Everything in the listing below needs to be retyped exactly.

- DATASET EXTRACT -
┄┄┄┄┄┄┄┄┄┄
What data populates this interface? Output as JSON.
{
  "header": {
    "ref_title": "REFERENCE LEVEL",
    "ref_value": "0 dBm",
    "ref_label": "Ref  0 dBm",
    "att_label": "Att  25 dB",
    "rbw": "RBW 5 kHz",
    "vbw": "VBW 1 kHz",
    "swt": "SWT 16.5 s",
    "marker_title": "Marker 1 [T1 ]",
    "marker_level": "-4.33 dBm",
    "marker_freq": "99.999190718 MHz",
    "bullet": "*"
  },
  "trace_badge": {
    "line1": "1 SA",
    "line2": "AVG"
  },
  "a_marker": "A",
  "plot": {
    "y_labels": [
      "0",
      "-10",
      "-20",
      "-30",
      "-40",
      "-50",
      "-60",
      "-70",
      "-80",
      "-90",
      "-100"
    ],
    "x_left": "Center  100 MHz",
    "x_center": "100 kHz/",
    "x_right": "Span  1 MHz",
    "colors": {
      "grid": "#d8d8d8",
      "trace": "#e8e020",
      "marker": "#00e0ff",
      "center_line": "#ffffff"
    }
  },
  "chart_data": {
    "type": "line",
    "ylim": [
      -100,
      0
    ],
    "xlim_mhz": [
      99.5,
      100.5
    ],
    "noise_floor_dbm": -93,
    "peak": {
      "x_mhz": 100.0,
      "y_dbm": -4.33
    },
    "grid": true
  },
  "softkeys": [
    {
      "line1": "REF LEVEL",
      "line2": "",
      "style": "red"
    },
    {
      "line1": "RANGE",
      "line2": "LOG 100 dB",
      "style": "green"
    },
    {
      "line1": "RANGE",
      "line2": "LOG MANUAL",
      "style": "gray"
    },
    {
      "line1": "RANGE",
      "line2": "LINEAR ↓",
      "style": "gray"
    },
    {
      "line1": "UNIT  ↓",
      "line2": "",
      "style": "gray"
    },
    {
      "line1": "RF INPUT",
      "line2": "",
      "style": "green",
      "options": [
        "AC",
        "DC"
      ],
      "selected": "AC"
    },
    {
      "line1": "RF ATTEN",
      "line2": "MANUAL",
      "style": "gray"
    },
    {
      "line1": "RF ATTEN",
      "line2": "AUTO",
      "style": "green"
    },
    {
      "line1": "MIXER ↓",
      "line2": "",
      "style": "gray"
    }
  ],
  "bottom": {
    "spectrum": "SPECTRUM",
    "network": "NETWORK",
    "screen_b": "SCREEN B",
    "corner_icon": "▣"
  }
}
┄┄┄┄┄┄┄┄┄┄
- SOLUTION -
What data populates this interface? Output as JSON.
{
  "header": {
    "ref_title": "REFERENCE LEVEL",
    "ref_value": "0 dBm",
    "ref_label": "Ref  0 dBm",
    "att_label": "Att  25 dB",
    "rbw": "RBW 5 kHz",
    "vbw": "VBW 1 kHz",
    "swt": "SWT 16.5 s",
    "marker_title": "Marker 1 [T1 ]",
    "marker_level": "-4.33 dBm",
    "marker_freq": "99.999190718 MHz",
    "bullet": "*"
  },
  "trace_badge": {
    "line1": "1 SA",
    "line2": "AVG"
  },
  "a_marker": "A",
  "plot": {
    "y_labels": [
      "0",
      "-10",
      "-20",
      "-30",
      "-40",
      "-50",
      "-60",
      "-70",
      "-80",
      "-90",
      "-100"
    ],
    "x_left": "Center  100 MHz",
    "x_center": "100 kHz/",
    "x_right": "Span  1 MHz",
    "colors": {
      "grid": "#d8d8d8",
      "trace": "#e8e020",
      "marker": "#00e0ff",
      "center_line": "#ffffff"
    }
  },
  "chart_data": {
    "type": "line",
    "ylim": [
      -100,
      0
    ],
    "xlim_mhz": [
      99.5,
      100.5
    ],
    "noise_floor_dbm": -93,
    "peak": {
      "x_mhz": 100.0,
      "y_dbm": -4.33
    },
    "grid": true
  },
  "softkeys": [
    {
      "line1": "REF LEVEL",
      "line2": "",
      "style": "red"
    },
    {
      "line1": "RANGE",
      "line2": "LOG 100 dB",
      "style": "green"
    },
    {
      "line1": "RANGE",
      "line2": "LOG MANUAL",
      "style": "gray"
    },
    {
      "line1": "RANGE",
      "line2": "LINEAR ↓",
      "style": "gray"
    },
    {
      "line1": "UNIT  ↓",
      "line2": "",
      "style": "gray"
    },
    {
      "line1": "RF INPUT",
      "line2": "",
      "style": "green",
      "options": [
        "AC",
        "DC"
      ],
      "selected": "AC"
    },
    {
      "line1": "RF ATTEN",
      "line2": "MANUAL",
      "style": "gray"
    },
    {
      "line1": "RF ATTEN",
      "line2": "AUTO",
      "style": "green"
    },
    {
      "line1": "MIXER ↓",
      "line2": "",
      "style": "gray"
    }
  ],
  "bottom": {
    "spectrum": "SPECTRUM",
    "network": "NETWORK",
    "screen_b": "SCREEN B",
    "corner_icon": "▣"
  }
}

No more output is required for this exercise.